(Excerpts from a dataset)
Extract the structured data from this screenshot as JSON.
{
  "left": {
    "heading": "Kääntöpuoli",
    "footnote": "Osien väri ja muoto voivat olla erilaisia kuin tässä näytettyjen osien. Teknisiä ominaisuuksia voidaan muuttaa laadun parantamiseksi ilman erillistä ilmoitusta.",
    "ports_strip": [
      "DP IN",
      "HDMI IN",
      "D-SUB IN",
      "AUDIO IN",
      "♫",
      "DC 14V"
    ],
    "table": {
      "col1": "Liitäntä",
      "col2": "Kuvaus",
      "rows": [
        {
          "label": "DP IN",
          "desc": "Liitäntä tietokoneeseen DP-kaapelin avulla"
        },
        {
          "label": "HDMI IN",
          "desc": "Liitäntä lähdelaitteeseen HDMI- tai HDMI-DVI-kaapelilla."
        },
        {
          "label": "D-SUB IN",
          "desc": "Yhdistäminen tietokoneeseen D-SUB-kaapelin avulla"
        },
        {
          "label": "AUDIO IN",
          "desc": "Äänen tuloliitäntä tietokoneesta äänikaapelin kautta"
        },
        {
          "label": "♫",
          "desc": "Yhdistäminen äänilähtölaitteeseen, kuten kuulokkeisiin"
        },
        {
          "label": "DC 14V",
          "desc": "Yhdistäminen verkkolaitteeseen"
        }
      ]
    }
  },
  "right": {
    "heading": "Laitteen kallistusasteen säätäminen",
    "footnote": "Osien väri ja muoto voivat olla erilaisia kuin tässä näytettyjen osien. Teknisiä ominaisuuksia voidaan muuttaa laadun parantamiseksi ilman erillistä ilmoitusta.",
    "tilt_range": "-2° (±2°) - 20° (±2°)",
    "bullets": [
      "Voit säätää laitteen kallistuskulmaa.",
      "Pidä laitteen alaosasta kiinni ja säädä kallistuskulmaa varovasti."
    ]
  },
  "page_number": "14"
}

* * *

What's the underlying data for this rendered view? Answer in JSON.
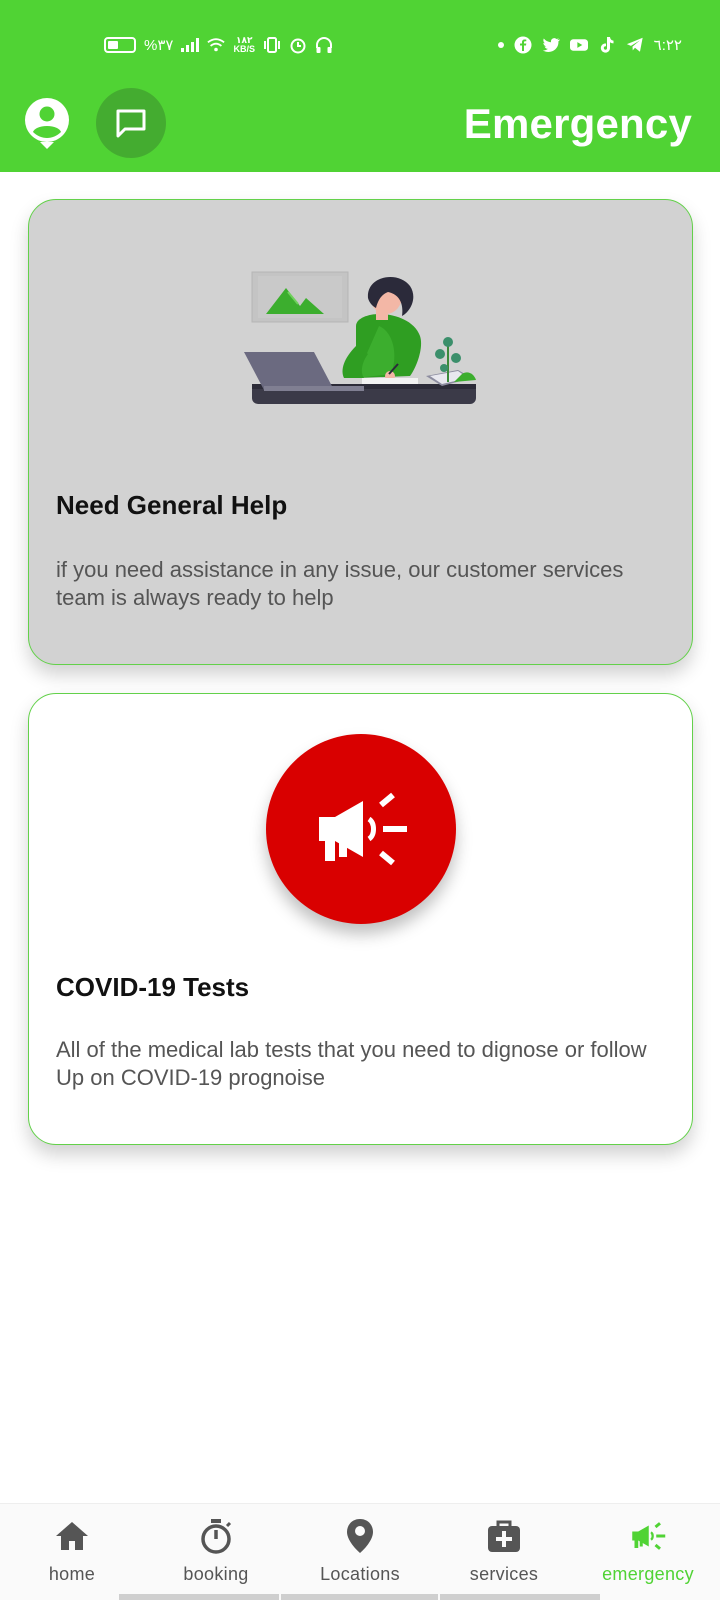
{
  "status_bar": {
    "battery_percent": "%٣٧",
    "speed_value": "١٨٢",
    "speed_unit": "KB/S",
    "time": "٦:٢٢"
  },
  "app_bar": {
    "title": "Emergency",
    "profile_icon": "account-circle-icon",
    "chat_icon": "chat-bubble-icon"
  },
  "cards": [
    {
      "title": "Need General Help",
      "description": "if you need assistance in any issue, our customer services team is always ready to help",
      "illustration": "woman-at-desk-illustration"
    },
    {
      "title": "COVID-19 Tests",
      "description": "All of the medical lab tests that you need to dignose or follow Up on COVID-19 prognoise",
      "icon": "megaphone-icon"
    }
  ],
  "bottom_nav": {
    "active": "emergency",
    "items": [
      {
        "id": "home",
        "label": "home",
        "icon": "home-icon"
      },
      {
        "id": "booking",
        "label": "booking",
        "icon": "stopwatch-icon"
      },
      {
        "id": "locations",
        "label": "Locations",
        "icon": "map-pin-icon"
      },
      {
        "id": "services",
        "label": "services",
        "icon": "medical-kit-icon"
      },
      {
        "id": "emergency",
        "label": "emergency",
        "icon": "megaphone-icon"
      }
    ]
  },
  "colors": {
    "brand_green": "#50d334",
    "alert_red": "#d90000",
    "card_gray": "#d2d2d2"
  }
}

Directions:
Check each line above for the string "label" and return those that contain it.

Result of this exercise:
          "label": "DP IN",
          "label": "HDMI IN",
          "label": "D-SUB IN",
          "label": "AUDIO IN",
          "label": "♫",
          "label": "DC 14V",
        "label": "home",
        "label": "booking",
        "label": "Locations",
        "label": "services",
        "label": "emergency",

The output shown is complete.